In 1945, that is the period of greatest activity of the armed underground, the movement consisted of nearly 200,000 conspirators – twenty thousand of them fought in partisan units, and thousands more provided food supplies, intelligence, shelter and communications assistance to partisans. Moreover, more than twenty thousand students from underground youth organizations joined forces against the Communists. In total this made up a group of more than half a million people, who together formed the “Cursed Soldiers” community. The last "forest" soldier Józef Franczak (“Laluś”) died in battle in October 1963. This was the year when The Beatles recorded their first studio album.
Remembering the past
The communist authorities conducted large-scale repression of the "undeterred", which resulted in many of them being sentenced to death or long-term prison terms. Military divisions, the police force and the security apparatus ruthlessly fought to support the anti-communist civilians. During the Polish People's Republic, falsehoods were spread about the soldiers belonging to underground organizations and the patriotic posture of some divisions was silenced.
The process of restoring the memory and rightful place in history of the people who fought against the communist regime was made possible only after Poland regained independence in 1989. This marked the beginning of the rehabilitation process of persons sentenced to prison during the Stalinist period and the victims of so-called judicial killings. Steps were also taken to find the burial places of victims of Stalinist crimes and ensure them dignified commemoration in cemeteries. A range of academic projects focused on the 1944-1956 period was also initiated.
Freedom and honour
Decisive support for the idea of a National Remembrance Day came from President Lech Kaczynski. It was he who in 2010 directed a bill to Parliament on the matter. "A National Remembrance Day of the Cursed Soldiers should pay tribute to the soldiers of the second resistance for the testimony of their courage, undeterred attitude of patriotism and attachment to the traditions of independence, for the blood they shed in defence of the homeland,” read the proposal for the project.

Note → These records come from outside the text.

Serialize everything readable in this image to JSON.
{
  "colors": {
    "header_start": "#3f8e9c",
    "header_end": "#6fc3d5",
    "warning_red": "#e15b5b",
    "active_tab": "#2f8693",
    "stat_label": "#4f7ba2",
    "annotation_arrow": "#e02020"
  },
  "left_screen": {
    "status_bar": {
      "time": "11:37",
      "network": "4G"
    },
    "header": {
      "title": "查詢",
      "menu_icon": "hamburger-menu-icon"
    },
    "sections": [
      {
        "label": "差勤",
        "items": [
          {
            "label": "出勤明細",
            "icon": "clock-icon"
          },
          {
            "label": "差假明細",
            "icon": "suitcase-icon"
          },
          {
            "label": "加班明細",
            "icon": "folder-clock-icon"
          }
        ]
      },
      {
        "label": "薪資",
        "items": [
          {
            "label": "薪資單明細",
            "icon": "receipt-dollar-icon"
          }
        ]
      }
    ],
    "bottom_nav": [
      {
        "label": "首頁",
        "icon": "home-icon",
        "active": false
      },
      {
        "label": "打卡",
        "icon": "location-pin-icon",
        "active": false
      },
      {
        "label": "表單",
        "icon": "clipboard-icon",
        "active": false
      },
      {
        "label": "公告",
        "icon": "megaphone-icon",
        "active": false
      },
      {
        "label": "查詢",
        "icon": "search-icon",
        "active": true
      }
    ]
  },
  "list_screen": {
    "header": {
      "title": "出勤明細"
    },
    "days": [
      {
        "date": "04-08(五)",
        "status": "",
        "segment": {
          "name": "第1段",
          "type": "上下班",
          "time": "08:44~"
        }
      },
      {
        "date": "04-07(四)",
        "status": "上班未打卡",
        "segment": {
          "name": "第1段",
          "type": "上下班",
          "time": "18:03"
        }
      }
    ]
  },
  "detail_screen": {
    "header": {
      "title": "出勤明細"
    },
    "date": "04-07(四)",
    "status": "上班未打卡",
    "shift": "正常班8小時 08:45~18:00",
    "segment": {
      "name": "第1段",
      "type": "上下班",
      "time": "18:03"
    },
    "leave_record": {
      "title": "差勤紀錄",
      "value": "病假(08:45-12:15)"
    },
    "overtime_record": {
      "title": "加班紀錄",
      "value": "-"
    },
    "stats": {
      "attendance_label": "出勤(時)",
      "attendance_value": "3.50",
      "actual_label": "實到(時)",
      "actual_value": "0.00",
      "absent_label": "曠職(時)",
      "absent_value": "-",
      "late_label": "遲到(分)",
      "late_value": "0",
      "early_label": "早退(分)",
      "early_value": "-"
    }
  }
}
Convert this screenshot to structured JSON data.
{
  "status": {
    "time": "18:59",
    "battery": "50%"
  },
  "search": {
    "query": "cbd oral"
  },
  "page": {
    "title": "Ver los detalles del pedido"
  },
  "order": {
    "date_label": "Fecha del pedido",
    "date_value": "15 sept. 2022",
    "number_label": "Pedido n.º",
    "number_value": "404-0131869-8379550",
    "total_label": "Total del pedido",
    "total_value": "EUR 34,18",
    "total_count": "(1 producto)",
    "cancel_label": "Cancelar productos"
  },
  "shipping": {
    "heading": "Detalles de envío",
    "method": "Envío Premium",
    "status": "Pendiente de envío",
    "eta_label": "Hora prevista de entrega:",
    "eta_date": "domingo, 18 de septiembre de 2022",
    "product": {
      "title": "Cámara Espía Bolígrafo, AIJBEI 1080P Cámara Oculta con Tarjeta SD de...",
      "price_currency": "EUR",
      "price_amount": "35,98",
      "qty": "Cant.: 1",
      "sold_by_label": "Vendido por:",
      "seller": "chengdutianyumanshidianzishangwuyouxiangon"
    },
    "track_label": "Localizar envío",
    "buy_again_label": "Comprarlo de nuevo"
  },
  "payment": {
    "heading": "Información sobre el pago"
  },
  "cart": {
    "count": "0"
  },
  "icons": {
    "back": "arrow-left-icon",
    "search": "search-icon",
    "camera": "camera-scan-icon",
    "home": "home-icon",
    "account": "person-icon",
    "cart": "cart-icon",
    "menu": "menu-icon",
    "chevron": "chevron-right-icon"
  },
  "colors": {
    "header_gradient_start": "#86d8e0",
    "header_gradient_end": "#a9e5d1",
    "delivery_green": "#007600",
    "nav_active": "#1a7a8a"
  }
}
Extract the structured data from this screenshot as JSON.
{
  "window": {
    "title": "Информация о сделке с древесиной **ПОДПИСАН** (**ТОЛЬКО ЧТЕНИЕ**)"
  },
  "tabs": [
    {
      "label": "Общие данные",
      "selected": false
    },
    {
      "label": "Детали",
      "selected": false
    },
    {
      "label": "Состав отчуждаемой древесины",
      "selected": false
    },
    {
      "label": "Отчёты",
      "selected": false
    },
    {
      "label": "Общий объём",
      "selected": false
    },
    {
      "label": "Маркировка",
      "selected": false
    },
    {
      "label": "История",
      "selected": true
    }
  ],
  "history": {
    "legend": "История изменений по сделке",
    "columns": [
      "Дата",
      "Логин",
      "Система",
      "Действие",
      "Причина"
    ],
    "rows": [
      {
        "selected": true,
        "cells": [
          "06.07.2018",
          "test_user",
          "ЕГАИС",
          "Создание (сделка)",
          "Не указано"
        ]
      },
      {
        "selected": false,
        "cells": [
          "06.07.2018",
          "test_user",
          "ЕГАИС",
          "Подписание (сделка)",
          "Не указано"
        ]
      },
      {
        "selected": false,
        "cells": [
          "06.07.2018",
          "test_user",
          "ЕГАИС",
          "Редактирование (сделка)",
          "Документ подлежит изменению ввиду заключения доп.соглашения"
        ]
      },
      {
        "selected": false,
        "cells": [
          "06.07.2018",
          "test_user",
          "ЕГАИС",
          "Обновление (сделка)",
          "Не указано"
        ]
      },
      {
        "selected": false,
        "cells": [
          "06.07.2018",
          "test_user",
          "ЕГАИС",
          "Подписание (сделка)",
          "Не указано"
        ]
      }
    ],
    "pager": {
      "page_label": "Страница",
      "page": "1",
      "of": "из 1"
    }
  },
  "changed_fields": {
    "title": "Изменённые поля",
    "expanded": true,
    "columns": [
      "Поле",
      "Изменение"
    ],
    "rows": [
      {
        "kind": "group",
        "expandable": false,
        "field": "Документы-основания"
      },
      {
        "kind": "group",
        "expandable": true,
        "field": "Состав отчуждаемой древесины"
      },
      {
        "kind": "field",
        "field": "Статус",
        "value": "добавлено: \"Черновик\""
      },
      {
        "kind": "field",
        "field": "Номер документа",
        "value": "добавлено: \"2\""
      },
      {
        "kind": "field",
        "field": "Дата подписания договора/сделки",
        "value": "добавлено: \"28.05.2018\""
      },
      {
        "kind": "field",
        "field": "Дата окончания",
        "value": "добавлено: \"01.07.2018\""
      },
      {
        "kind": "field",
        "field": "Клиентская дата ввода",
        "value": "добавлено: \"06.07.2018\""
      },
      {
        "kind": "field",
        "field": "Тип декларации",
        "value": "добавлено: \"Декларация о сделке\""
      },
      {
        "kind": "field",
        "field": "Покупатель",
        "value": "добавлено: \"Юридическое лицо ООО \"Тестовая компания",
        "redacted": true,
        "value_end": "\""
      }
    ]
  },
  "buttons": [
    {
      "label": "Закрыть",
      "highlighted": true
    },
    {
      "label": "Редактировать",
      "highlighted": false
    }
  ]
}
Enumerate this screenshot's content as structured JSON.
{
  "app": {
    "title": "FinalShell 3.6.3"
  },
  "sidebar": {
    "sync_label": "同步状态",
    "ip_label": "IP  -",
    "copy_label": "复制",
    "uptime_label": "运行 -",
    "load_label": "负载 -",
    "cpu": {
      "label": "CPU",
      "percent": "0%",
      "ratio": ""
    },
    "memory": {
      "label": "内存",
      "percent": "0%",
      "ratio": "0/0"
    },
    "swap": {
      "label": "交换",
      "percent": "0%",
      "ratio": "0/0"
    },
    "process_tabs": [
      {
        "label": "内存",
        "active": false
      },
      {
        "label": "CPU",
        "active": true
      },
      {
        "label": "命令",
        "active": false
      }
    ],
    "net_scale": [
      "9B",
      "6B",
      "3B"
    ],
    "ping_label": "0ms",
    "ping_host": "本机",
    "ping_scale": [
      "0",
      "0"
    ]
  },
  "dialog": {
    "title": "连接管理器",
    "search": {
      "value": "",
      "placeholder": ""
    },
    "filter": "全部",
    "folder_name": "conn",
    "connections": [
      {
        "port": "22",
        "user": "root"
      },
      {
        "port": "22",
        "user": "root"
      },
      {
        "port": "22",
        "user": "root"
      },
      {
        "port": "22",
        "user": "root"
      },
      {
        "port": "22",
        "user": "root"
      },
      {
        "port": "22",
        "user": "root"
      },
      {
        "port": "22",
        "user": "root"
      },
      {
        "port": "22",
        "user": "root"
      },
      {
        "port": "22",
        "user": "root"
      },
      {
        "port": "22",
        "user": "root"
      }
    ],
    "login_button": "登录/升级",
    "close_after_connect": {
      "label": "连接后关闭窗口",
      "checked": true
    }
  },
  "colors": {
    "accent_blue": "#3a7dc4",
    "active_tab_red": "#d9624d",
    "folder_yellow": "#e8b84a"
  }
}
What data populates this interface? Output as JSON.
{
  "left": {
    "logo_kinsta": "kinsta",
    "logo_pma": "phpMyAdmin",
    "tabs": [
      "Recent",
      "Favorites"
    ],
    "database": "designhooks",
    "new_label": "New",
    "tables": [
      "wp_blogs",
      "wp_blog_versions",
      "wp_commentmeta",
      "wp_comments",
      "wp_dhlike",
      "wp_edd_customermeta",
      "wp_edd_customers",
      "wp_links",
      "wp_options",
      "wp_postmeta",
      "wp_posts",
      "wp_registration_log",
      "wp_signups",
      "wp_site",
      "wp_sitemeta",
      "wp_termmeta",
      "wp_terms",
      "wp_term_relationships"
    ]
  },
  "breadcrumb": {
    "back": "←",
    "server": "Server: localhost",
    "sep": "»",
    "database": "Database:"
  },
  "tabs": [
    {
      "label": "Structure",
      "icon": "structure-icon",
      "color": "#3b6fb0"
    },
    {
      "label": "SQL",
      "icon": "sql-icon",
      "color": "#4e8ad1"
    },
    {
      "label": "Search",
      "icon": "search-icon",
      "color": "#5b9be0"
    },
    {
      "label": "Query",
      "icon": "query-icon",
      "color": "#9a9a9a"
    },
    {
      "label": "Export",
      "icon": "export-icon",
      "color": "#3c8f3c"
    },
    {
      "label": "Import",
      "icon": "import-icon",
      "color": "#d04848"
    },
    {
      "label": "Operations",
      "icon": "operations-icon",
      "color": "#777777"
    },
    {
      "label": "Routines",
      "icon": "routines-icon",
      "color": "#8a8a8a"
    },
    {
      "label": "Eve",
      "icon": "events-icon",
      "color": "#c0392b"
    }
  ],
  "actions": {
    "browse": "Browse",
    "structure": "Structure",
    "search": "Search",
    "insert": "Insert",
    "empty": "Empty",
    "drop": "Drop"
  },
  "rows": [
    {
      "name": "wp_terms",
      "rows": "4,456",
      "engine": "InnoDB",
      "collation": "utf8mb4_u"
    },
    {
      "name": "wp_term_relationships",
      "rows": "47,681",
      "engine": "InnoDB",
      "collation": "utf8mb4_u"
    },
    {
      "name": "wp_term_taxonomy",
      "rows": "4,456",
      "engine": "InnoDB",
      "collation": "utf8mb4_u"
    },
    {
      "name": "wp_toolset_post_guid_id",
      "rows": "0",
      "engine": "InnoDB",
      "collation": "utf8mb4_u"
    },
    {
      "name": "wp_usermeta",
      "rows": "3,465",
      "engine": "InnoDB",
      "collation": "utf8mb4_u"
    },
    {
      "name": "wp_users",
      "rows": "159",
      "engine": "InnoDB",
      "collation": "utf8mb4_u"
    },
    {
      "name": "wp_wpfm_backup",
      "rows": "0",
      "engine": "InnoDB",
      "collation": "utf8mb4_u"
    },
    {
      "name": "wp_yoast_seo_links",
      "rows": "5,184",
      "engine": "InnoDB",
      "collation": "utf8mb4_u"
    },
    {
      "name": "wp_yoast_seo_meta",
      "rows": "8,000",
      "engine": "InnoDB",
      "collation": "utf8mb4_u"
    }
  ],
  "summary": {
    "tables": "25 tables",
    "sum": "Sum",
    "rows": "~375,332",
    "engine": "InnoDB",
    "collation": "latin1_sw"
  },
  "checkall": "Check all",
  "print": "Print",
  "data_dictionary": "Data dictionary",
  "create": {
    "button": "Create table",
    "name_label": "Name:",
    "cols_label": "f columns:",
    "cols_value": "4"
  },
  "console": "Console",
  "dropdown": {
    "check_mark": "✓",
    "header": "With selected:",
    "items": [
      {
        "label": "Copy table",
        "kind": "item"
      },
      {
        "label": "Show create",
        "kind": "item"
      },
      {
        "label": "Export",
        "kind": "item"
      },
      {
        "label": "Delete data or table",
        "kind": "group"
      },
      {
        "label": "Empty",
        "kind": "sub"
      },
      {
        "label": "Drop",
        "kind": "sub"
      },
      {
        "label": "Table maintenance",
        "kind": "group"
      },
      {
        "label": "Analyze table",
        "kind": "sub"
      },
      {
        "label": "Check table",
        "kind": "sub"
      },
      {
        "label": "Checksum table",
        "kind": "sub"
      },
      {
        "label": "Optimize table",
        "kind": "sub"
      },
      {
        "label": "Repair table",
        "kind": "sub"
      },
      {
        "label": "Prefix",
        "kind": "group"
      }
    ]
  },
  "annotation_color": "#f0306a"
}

"The heroic struggle of the Cursed Soldiers was another act in the historic struggle for the freedom of Poland. [...] the undeterred attitude of the last defenders of the sovereign Republic of Poland clearly demonstrated our nation's most important values that we, Poles, appreciate higher than our own life: freedom and honour, solidarity with others and dedication to the national cause,” President Andrzej Duda stressed in a letter to the participants of this year's commemoration of the heroes of the anti-communist uprising.
The ceremonies marking the National Remembrance Day of the Cursed Soldiers were attended by officials representing Poland’s highest offices.